Action item: In your copy, leave out the pictures and repeat the entries below exactly.

[Dataset excerpts]
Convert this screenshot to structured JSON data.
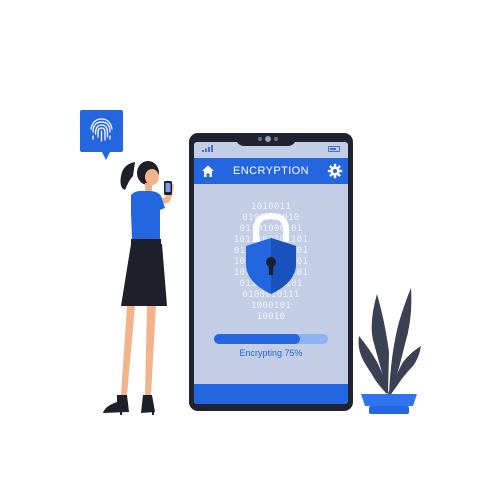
{
  "app": {
    "header_title": "ENCRYPTION",
    "home_icon": "home-icon",
    "settings_icon": "gear-icon",
    "lock_icon": "padlock-shield-icon"
  },
  "encryption": {
    "progress_percent": 75,
    "progress_label": "Encrypting 75%",
    "binary_lines": [
      "1010011",
      "0101100010",
      "01101000101",
      "1011100101101",
      "0101011010101",
      "1011010110101",
      "1011010010101",
      "01101000101",
      "0100010111",
      "1000101",
      "10010"
    ]
  },
  "illustration": {
    "fingerprint_icon": "fingerprint-icon",
    "plant": "potted-plant",
    "person": "woman-holding-phone"
  },
  "colors": {
    "accent": "#2466e0",
    "screen_bg": "#c3cde6",
    "phone_body": "#1f2230",
    "progress_track": "#91b2f2",
    "pot": "#2f74ef",
    "leaf": "#3a4152"
  }
}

Response below:
Convert this screenshot to structured JSON data.
{
  "app": {
    "header_title": "ENCRYPTION",
    "home_icon": "home-icon",
    "settings_icon": "gear-icon",
    "lock_icon": "padlock-shield-icon"
  },
  "encryption": {
    "progress_percent": 75,
    "progress_label": "Encrypting 75%",
    "binary_lines": [
      "1010011",
      "0101100010",
      "01101000101",
      "1011100101101",
      "0101011010101",
      "1011010110101",
      "1011010010101",
      "01101000101",
      "0100010111",
      "1000101",
      "10010"
    ]
  },
  "illustration": {
    "fingerprint_icon": "fingerprint-icon",
    "plant": "potted-plant",
    "person": "woman-holding-phone"
  },
  "colors": {
    "accent": "#2466e0",
    "screen_bg": "#c3cde6",
    "phone_body": "#1f2230",
    "progress_track": "#91b2f2",
    "pot": "#2f74ef",
    "leaf": "#3a4152"
  }
}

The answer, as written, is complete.